Problem to solve - Reduce filling time
Solution - Provide a second spout US-A-1833019 GB-A-2365393 Intellectual property is a probably the main source of competitive advantage to businesses
It doesn't have to be complex to be great intellectual property
Protecting intellectual property can be expensive so consider wisely in advance
Simple steps should be taken to protect all parties such as NDAs and basic licence agreements Conclusions Types of Intellectual Property Rights Why is IP important? © 2012 WIT Technology Transfer Office Changing tide of Commercialisation Commercial agreements are quick and easy to set up
The central TTO can act as the first port of call
TTOs retain the freedom and flexibility to “do a deal” with industry that is in the best interests of both parties
Commercial terms are generous
More open innovation in multi-party collaborations is encouraged
Intellectual property is managed in a professional way Ownership is clearly defined

When research by an RPO is wholly funded by industry, the industry party shall own any IP

arising from the research. The RPO may request access to this IP for teaching and research

purposes.

Part 2: Policy – IP ownership

003pre_P12001432_SFI IP Briefing 120627 v2.ppt

When research by an RPO is wholly funded by the State, the RPO shall own any IP arising from

the research. The RPO shall then be free to negotiate arrangements for other organisations to

access the IP in order to maximise the benefits of commercialisation for Ireland.

When research by an RPO is partly funded by the State and partly (in cash and/or in kind) by

one or more industry parties, the preferred arrangement for ownership, as a starting position for

negotiation, is that the RPO will initially own all IP arising from the research and then license the IP

to the industry parties on preferential terms … Firms who contribute to research costs have preferential access to the resulting IP

Industry parties who contribute to the cost of a research programme that is partially funded by the

State shall be entitled to negotiate arrangements to access IP arising from that programme and

owned by the RPO, ahead of other organisations who may wish to access the IP …

Part 2: Policy – IP access

003pre_P12001432_SFI IP Briefing 120627 v2.ppt

[An] industry party who contributes towards the cost of a research programme shall be entitled to

receive, if it wishes, a non-exclusive royalty-free (NERF) licence to the IP arising from the research,

provided that

– the research programme provides for the grant of NERF licences; and

– the industry party has made at least the necessary minimum contribution to the research

programme, as defined at programme level; Industry can access the results of wholly State-funded research, with conditions

Part 3: Section D – Wholly State-funded research

003pre_P12001432_SFI IP Briefing 120627 v2.ppt

When research by an RPO is wholly funded by the State, the RPO shall own any IP arising from the

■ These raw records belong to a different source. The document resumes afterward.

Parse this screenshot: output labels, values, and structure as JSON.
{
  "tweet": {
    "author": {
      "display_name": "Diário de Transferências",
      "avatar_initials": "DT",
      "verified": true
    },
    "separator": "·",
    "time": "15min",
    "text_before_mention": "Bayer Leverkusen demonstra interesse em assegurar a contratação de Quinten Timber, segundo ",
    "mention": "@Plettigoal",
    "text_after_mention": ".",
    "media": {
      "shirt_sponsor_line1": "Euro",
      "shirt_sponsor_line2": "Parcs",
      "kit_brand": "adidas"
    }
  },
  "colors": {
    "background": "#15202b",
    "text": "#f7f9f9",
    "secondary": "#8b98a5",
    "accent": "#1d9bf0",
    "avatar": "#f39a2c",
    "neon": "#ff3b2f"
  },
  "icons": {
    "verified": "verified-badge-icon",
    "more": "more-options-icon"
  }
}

research. The RPO shall then be free to negotiate arrangements for other organisations to access

the IP in order to maximise the benefits of commercialisation.

… the RPO shall always retain the right to continue its research and teaching in the field of the IP

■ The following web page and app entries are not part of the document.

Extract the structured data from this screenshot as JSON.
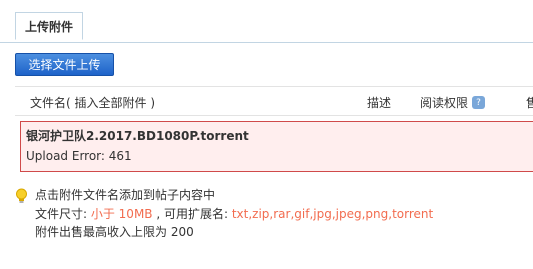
{
  "tabs": {
    "upload_attachment": "上传附件"
  },
  "toolbar": {
    "select_file_upload": "选择文件上传"
  },
  "list_header": {
    "filename": "文件名",
    "insert_all_prefix": "( ",
    "insert_all": "插入全部附件",
    "insert_all_suffix": " )",
    "description": "描述",
    "read_permission": "阅读权限",
    "help_icon": "?",
    "more": "售"
  },
  "error": {
    "filename": "银河护卫队2.2017.BD1080P.torrent",
    "message": "Upload Error: 461"
  },
  "tips": {
    "icon": "lightbulb-icon",
    "click_hint": "点击附件文件名添加到帖子内容中",
    "size_label": "文件尺寸: ",
    "size_limit": "小于 10MB",
    "ext_label": " , 可用扩展名: ",
    "extensions": "txt,zip,rar,gif,jpg,jpeg,png,torrent",
    "sale_limit": "附件出售最高收入上限为 200"
  },
  "colors": {
    "accent": "#1e63c9",
    "error_bg": "#ffeeee",
    "error_border": "#d04a4a",
    "highlight": "#f26c4f"
  }
}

and to use the IP for those research and teaching purposes.

Access to IP owned by an RPO will normally be by the granting of licences by the RPO. While an

RPO will not normally consider assigning ownership of its IP, it may in exceptional circumstances …

agree to transfer or assign ownership of the IP, provided that …

… special provisions may apply in situations where the explicit objective of the State funding was or

is to generate research outputs that can be preserved for sharing and informed use … by the

scientific community and for policy …. Publicly funded research outputs within this description

might include anonymised datasets from population and patient based studies; genotypic and

phenotypic information and samples linked to cohort and population surveys.

Initial Filing (Priority Date) t=0months



International (PCT) Filing t=12months



National Filings t=30months General Patent Filing Strategy Computer graphics / code / databases
Printed graphics
Literary works
Musical works
Artistic works – including mechanical drawings Items Protected So what next?

Review contracts
Review databases
Invention disclosure
Full transcript